● **Material for this exercise**:
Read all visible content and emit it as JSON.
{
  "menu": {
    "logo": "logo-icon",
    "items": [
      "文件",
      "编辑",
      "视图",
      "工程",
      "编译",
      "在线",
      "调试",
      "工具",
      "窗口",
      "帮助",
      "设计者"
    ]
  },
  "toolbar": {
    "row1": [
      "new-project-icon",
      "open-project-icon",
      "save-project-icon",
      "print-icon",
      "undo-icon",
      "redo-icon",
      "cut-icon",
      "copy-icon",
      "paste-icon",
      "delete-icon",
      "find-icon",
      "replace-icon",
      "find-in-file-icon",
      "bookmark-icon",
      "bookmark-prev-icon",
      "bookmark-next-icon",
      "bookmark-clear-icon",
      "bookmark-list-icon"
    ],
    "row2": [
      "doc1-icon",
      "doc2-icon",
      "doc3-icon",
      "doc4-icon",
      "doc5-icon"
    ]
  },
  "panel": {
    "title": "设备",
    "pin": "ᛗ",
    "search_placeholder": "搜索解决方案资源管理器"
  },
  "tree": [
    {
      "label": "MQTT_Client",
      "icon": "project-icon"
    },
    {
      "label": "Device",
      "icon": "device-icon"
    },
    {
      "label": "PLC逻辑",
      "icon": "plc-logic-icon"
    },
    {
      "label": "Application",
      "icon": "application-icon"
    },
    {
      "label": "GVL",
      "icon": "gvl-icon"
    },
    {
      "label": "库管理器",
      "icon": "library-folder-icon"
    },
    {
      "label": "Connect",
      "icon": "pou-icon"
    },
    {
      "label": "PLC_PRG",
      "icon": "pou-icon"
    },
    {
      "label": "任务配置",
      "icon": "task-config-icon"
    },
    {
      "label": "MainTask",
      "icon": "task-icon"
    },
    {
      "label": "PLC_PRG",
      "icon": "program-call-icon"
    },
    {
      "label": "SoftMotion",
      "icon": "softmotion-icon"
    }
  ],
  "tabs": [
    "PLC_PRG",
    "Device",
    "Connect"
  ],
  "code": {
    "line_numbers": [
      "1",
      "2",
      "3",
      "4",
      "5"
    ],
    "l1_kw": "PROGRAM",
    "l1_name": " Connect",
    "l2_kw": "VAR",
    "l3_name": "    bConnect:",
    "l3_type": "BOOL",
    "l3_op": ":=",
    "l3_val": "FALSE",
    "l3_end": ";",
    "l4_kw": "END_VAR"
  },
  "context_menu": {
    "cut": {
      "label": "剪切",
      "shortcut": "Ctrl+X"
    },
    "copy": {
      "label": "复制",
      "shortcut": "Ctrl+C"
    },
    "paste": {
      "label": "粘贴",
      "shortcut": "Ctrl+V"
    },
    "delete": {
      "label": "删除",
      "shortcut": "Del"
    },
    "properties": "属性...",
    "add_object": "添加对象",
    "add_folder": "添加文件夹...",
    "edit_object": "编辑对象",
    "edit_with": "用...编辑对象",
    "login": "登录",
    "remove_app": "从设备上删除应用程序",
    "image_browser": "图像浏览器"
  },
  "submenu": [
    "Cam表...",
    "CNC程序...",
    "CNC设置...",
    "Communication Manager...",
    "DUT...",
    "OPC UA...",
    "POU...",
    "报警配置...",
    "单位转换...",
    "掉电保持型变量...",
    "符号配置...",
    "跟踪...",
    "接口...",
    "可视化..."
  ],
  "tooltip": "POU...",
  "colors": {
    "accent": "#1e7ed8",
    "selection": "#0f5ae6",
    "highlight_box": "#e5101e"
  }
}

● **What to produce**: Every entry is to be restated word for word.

● **Result**:
Read all visible content and emit it as JSON.
{
  "menu": {
    "logo": "logo-icon",
    "items": [
      "文件",
      "编辑",
      "视图",
      "工程",
      "编译",
      "在线",
      "调试",
      "工具",
      "窗口",
      "帮助",
      "设计者"
    ]
  },
  "toolbar": {
    "row1": [
      "new-project-icon",
      "open-project-icon",
      "save-project-icon",
      "print-icon",
      "undo-icon",
      "redo-icon",
      "cut-icon",
      "copy-icon",
      "paste-icon",
      "delete-icon",
      "find-icon",
      "replace-icon",
      "find-in-file-icon",
      "bookmark-icon",
      "bookmark-prev-icon",
      "bookmark-next-icon",
      "bookmark-clear-icon",
      "bookmark-list-icon"
    ],
    "row2": [
      "doc1-icon",
      "doc2-icon",
      "doc3-icon",
      "doc4-icon",
      "doc5-icon"
    ]
  },
  "panel": {
    "title": "设备",
    "pin": "ᛗ",
    "search_placeholder": "搜索解决方案资源管理器"
  },
  "tree": [
    {
      "label": "MQTT_Client",
      "icon": "project-icon"
    },
    {
      "label": "Device",
      "icon": "device-icon"
    },
    {
      "label": "PLC逻辑",
      "icon": "plc-logic-icon"
    },
    {
      "label": "Application",
      "icon": "application-icon"
    },
    {
      "label": "GVL",
      "icon": "gvl-icon"
    },
    {
      "label": "库管理器",
      "icon": "library-folder-icon"
    },
    {
      "label": "Connect",
      "icon": "pou-icon"
    },
    {
      "label": "PLC_PRG",
      "icon": "pou-icon"
    },
    {
      "label": "任务配置",
      "icon": "task-config-icon"
    },
    {
      "label": "MainTask",
      "icon": "task-icon"
    },
    {
      "label": "PLC_PRG",
      "icon": "program-call-icon"
    },
    {
      "label": "SoftMotion",
      "icon": "softmotion-icon"
    }
  ],
  "tabs": [
    "PLC_PRG",
    "Device",
    "Connect"
  ],
  "code": {
    "line_numbers": [
      "1",
      "2",
      "3",
      "4",
      "5"
    ],
    "l1_kw": "PROGRAM",
    "l1_name": " Connect",
    "l2_kw": "VAR",
    "l3_name": "    bConnect:",
    "l3_type": "BOOL",
    "l3_op": ":=",
    "l3_val": "FALSE",
    "l3_end": ";",
    "l4_kw": "END_VAR"
  },
  "context_menu": {
    "cut": {
      "label": "剪切",
      "shortcut": "Ctrl+X"
    },
    "copy": {
      "label": "复制",
      "shortcut": "Ctrl+C"
    },
    "paste": {
      "label": "粘贴",
      "shortcut": "Ctrl+V"
    },
    "delete": {
      "label": "删除",
      "shortcut": "Del"
    },
    "properties": "属性...",
    "add_object": "添加对象",
    "add_folder": "添加文件夹...",
    "edit_object": "编辑对象",
    "edit_with": "用...编辑对象",
    "login": "登录",
    "remove_app": "从设备上删除应用程序",
    "image_browser": "图像浏览器"
  },
  "submenu": [
    "Cam表...",
    "CNC程序...",
    "CNC设置...",
    "Communication Manager...",
    "DUT...",
    "OPC UA...",
    "POU...",
    "报警配置...",
    "单位转换...",
    "掉电保持型变量...",
    "符号配置...",
    "跟踪...",
    "接口...",
    "可视化..."
  ],
  "tooltip": "POU...",
  "colors": {
    "accent": "#1e7ed8",
    "selection": "#0f5ae6",
    "highlight_box": "#e5101e"
  }
}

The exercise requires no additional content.